The harvest

Luckily fall has returned to the central United States after most of us endured a true shock to our systems with a very early cold snap that even included a pile of the white stuff and some bitterly cold winds.

Of course, most of us (definitely us!) were not prepared for winter, mentally, emotionally or especially outside where hoses were still strung up and connected and draft holes hadn’t been plugged. Some propane barrels may have been sitting empty over the summer and certainly few gardens or flower beds had been properly prepared for winter. Prepared or not, Mother Nature let us know that she was still in control of the weather and there wasn’t much we could do about it.

While it pales in comparison to the devastating hurricanes the East Coast is being pummeled with, an early taste of winter can be a pretty scary wake up call. We’ve all been there—that last college final or an unusually early flight that we jump out of bed in a complete panic because we hit that snooze button and now will have to race to make it on time. That’s about what the early snow did to us and certainly brought to light all of the things on the “to do” list that better get crossed off quick. Fortunately, we have been blessed with a reprieve from winter which is especially fortunate for our college student in Texas because if it wouldn’t have warmed up, I’d have packed my bags and headed south because that would be way more winter than I could handle!

Most of the rain and snow have dried up and the wind is gently blowing. The days are perfect for the harvest season and the beautiful, clear night skies are lit by the Hunter’s moon so the combines are rolling full swing in our area. It is not uncommon to see the lights of combines, tractors, wagons and trucks all during the night. There is a long string of trucks lined up at the elevator before it opens in the morning, ready to dump and head back for another load.

Of course there is also the movement of large, slow machinery on the roads that impatient people don’t understand and get frustrated with. The radio and television ads have been steady about harvest safety and taking the time to use extra caution when working with or passing farm equipment during this busy time.
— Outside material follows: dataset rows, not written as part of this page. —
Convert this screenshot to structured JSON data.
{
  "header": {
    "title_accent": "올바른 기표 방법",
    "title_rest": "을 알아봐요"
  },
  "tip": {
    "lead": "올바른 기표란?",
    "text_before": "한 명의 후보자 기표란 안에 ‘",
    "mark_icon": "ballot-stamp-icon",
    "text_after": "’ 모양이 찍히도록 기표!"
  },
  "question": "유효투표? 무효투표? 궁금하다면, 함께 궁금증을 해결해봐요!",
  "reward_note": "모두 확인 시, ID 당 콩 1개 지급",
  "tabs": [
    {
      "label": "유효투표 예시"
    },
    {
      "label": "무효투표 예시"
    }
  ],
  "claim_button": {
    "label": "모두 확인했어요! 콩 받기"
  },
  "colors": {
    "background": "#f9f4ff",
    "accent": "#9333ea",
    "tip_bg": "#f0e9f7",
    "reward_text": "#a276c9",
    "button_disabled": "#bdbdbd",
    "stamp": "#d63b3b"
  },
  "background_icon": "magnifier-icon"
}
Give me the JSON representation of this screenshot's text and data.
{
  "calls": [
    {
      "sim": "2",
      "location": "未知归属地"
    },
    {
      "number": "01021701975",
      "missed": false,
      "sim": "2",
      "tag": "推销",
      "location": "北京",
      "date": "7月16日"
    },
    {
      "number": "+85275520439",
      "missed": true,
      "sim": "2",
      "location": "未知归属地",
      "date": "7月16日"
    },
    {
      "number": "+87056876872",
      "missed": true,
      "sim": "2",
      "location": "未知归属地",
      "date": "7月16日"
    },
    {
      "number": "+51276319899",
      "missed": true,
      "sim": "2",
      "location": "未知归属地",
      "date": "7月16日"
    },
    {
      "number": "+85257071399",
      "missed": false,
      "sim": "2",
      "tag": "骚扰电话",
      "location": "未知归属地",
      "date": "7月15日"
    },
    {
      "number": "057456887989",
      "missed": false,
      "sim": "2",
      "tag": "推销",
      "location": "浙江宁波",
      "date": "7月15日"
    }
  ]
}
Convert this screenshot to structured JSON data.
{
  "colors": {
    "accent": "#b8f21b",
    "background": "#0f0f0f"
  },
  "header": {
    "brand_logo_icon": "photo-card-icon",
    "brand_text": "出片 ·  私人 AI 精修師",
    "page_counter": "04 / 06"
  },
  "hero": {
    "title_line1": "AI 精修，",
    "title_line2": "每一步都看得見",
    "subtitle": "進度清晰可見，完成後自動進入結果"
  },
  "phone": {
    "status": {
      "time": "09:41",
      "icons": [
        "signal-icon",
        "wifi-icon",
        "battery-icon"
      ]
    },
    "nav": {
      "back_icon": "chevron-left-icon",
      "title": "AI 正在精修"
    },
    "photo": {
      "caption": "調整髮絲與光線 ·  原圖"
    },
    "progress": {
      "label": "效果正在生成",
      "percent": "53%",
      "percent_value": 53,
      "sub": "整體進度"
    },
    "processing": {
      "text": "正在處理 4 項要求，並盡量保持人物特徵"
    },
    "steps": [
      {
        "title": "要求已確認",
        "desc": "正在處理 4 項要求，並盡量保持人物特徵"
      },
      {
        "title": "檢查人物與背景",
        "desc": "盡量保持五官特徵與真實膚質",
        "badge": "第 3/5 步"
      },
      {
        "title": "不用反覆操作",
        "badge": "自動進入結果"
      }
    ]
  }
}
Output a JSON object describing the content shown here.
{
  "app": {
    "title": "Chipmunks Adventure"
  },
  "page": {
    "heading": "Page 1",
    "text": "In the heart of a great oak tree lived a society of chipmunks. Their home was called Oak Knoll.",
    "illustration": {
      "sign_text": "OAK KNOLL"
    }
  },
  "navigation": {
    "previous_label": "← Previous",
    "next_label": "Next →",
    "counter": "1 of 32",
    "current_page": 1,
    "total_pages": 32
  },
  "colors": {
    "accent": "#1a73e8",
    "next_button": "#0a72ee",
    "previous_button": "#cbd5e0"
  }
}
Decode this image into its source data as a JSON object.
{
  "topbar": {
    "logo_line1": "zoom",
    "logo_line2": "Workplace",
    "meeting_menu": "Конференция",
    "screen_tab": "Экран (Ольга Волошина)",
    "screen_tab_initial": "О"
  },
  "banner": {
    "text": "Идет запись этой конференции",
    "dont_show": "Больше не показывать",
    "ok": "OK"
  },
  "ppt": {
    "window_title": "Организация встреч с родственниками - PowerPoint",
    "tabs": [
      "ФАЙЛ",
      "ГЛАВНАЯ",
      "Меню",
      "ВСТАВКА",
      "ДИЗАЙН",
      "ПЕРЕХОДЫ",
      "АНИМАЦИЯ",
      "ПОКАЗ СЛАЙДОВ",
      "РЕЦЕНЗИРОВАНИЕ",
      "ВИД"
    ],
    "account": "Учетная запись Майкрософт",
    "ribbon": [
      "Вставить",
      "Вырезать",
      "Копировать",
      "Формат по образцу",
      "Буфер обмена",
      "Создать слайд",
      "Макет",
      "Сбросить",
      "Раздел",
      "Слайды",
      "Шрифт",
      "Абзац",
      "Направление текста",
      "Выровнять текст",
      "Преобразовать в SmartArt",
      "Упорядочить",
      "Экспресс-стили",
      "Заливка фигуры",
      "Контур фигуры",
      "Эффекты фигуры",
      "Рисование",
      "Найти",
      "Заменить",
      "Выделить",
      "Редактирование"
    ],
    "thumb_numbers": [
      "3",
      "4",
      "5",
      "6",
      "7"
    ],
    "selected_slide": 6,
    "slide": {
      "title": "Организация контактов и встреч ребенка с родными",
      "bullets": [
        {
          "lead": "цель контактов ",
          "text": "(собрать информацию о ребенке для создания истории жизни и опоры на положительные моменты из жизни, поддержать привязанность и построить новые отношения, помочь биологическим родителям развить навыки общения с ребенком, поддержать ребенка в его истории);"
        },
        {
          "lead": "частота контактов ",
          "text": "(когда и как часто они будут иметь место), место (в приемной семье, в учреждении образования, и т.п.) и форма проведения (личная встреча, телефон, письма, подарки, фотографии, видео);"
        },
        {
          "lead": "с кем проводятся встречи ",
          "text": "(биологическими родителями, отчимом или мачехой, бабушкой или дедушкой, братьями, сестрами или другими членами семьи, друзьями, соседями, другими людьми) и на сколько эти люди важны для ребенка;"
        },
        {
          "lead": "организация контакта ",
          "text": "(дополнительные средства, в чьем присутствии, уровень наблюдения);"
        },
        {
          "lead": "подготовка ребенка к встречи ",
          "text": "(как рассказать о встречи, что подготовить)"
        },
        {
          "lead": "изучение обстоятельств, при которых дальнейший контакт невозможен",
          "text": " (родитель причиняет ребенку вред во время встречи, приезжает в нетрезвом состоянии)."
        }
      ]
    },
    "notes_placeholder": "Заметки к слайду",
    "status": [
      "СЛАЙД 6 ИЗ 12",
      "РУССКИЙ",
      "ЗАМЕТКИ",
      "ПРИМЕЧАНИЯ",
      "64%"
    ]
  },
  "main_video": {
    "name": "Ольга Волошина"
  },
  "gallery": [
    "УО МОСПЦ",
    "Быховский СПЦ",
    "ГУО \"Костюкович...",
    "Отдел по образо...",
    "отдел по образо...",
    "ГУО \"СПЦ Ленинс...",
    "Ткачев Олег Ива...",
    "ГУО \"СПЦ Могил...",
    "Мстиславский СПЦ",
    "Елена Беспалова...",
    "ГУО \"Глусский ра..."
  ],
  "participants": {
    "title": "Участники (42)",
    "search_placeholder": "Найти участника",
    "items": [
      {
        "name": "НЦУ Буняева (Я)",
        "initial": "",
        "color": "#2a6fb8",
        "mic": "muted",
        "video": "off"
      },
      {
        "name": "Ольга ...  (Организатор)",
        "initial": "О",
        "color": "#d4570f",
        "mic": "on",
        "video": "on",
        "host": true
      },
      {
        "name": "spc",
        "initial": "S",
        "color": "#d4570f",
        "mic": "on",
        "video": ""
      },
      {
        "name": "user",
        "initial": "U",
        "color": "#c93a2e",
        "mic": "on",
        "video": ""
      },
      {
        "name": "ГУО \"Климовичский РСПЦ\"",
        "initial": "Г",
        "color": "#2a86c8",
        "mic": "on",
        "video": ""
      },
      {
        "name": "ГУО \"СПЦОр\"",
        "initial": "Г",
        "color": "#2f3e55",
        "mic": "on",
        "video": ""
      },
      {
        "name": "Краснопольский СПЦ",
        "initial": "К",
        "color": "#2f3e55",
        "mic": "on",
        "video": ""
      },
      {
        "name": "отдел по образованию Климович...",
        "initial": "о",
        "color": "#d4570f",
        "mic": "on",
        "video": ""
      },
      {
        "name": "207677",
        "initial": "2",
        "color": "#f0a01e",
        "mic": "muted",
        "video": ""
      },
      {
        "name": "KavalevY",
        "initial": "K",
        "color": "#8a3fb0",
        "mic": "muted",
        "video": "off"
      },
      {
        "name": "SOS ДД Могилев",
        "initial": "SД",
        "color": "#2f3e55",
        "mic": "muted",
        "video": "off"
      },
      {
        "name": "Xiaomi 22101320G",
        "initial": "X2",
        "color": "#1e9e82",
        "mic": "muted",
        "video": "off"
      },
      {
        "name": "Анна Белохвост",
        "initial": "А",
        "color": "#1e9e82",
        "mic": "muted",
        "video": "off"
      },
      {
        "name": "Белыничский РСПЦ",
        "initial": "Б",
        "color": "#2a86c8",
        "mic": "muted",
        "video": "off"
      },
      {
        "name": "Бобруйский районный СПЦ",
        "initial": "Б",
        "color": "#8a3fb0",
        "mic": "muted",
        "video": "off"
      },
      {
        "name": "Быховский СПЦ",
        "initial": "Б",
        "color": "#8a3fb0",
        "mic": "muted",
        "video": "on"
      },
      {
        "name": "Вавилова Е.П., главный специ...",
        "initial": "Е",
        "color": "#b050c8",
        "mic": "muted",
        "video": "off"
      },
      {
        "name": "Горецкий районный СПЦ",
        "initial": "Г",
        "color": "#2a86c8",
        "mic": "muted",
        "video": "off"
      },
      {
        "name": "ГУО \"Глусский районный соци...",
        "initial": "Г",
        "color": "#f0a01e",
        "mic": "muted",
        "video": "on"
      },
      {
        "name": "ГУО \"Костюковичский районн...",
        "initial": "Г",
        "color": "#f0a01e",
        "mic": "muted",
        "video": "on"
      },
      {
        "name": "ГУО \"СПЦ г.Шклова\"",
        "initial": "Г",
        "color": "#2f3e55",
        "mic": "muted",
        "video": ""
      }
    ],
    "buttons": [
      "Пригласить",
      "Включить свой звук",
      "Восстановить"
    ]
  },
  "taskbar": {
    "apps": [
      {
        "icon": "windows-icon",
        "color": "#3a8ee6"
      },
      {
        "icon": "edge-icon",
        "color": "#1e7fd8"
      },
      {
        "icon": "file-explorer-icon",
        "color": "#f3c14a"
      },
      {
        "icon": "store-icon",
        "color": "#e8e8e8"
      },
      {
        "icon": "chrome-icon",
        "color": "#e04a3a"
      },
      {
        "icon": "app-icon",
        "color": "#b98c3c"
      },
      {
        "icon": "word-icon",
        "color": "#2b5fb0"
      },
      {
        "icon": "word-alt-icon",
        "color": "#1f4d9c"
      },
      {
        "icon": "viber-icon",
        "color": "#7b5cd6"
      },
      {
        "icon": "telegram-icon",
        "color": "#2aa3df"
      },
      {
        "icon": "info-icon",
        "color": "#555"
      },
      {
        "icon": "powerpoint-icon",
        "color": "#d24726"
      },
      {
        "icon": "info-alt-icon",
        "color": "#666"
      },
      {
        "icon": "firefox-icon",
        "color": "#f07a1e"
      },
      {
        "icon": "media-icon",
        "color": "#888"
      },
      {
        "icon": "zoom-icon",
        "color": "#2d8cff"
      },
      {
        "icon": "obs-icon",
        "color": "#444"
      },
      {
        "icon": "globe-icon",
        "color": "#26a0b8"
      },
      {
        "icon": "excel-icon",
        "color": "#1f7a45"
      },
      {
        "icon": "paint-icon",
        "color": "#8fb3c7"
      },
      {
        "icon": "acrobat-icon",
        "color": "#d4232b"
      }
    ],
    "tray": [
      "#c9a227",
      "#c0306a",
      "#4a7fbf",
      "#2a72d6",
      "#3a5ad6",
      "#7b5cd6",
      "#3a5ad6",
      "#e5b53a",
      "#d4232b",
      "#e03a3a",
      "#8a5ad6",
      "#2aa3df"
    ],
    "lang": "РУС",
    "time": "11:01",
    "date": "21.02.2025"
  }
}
Hopefully their messages have not fallen on deaf ears and everyone can enjoy an accident-free harvest.

The bins are filling and elevators are busy with all of the spoils of the hard work, time, effort and investment the farmers put into the crops they raise. And most even seem optimistic that some of the new trade deals will mean that their crops may have more value than they had anticipated.

In addition to crops, the majority of the calves in this country are born in the spring so that means it’s weaning time. It has been common place in our area to see a gathering of pickups and trailers around a corral with either horses or 4-wheelers rounding up a herd of cattle. Some will be pre-conditioned while others will be weaned and fed or weaned and sold. That means there are plenty of bovine serenades to be heard if you are enjoying a fall drive with the windows down as calves and cows are put on opposite sides of the fence to figure out how to move forward each without the other.

Weaning time in our area also means a harvest of some edible delicacies commonly referred to as mountain oysters or cowboy caviar. The gathering of this crop in the fall is a little more difficult and requires a sharp knife, a steady hand, a couple strong arms and most likely a squeeze chute since they weren’t harvested in the spring when the calves were small. While they are much more work to get in the fall, you just can’t have a good “Testicle Festival” with those little things you get in the spring!

As we get a second chance to prepare for what we know is coming, let’s pull that last tomato for a BLT, smell those fall flowers one more time, haul the last load of grain, chain the gate on the calf pen, drain the hoses, shore up the drafts and let’s not forget to just sit down, relax a minute and enjoy this beautiful fall weather and thank our good Lord for the bountiful harvest.

Editor’s note: Trent Loos is a sixth generation United States farmer, host of the daily radio show, Loos Tales, and founder of Faces of Agriculture, a non-profit organization putting the human element back into the production of food. Get more information at, or email Trent at [email protected].